Coming to a global consensus might therefore be difficult. Already many European countries, including Sweden, which takes up the EU presidency today, may have hoped for a more aggressive commitment from Washington. Emerging and frontier market economies like South Africa, Mexico and the UAE are now taking measures to reduce their carbon footprint. Brazil has moved to reduce the destruction of its rain forests. However these countries continue to be wary of restrictions on emissions, arguing that advanced economies should bear the bulk of the costs. They are also pushing for more technology transfer from the companies and countries that developed some of these techniques.
Higher Carbon Costs and the Global Economy
A higher price for carbon-based energy could be one of several increased taxes and costs which weigh on U.S. consumption in the near future. Should the recovery in U.S. consumption be as sluggish as feared, such higher costs could be a limitation in the absence of real investment which might prompt productivity gains. Despite the risks of a new carbon price, this cost, plus the allocation of government and private sector funds, could spur innovation and energy savings technology that could lead to productivity growth.

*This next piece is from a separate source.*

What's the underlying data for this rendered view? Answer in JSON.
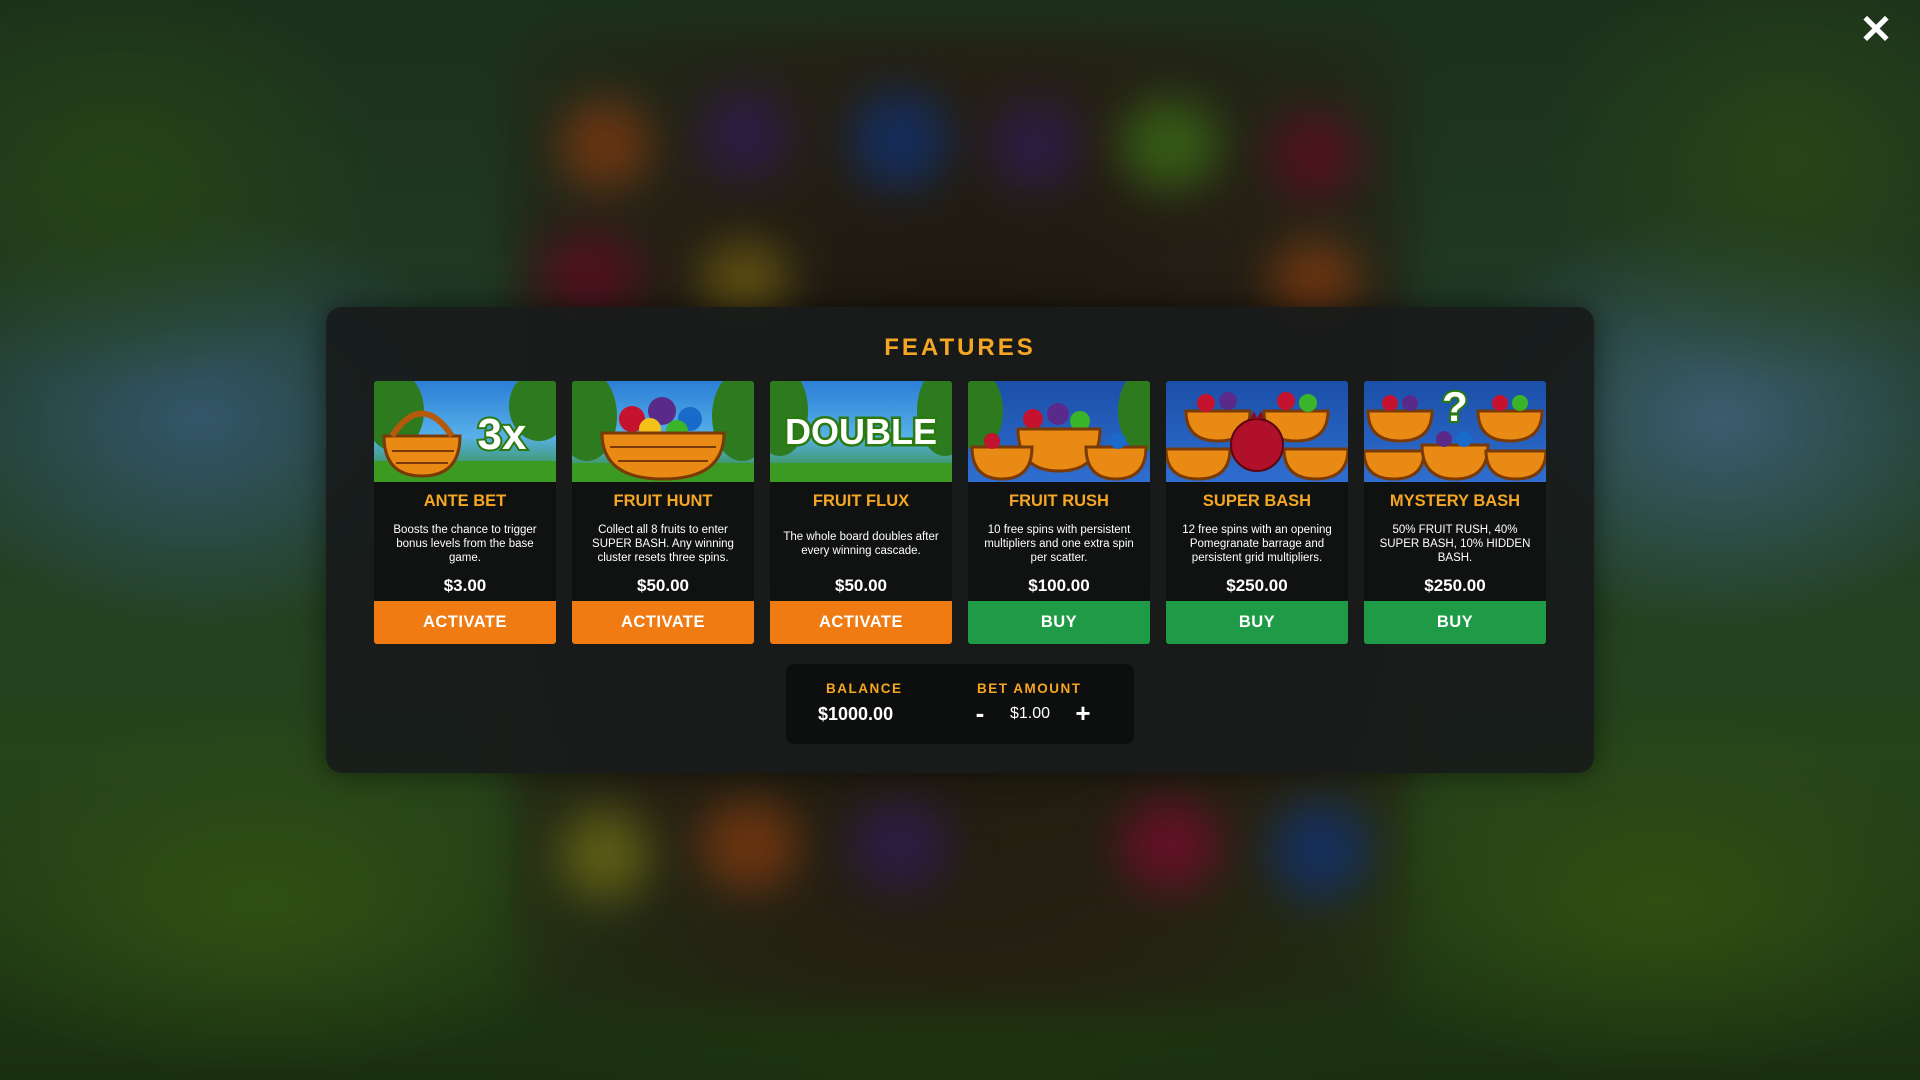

Moreover, the cost of energy could increase quite substantially even in the absence of a carbon price. Even in 2009, there is a risk that higher oil prices might dampen any economic recovery. Further increases, perhaps to the $80-90 a barrel range, could keep the economy well in recessionary territory this year. Given current and past short-falls in oil investment, production growth might be quite sluggish going forward. If petroleum demand returns to trend, this could contribute to higher prices in 2010. Higher oil and coal prices could encourage a change in behavior that could boost the position of alternatives in the energy mix, even though carbon-based fuels – albeit higher cost ones – are likely to fuel the economy for years to come.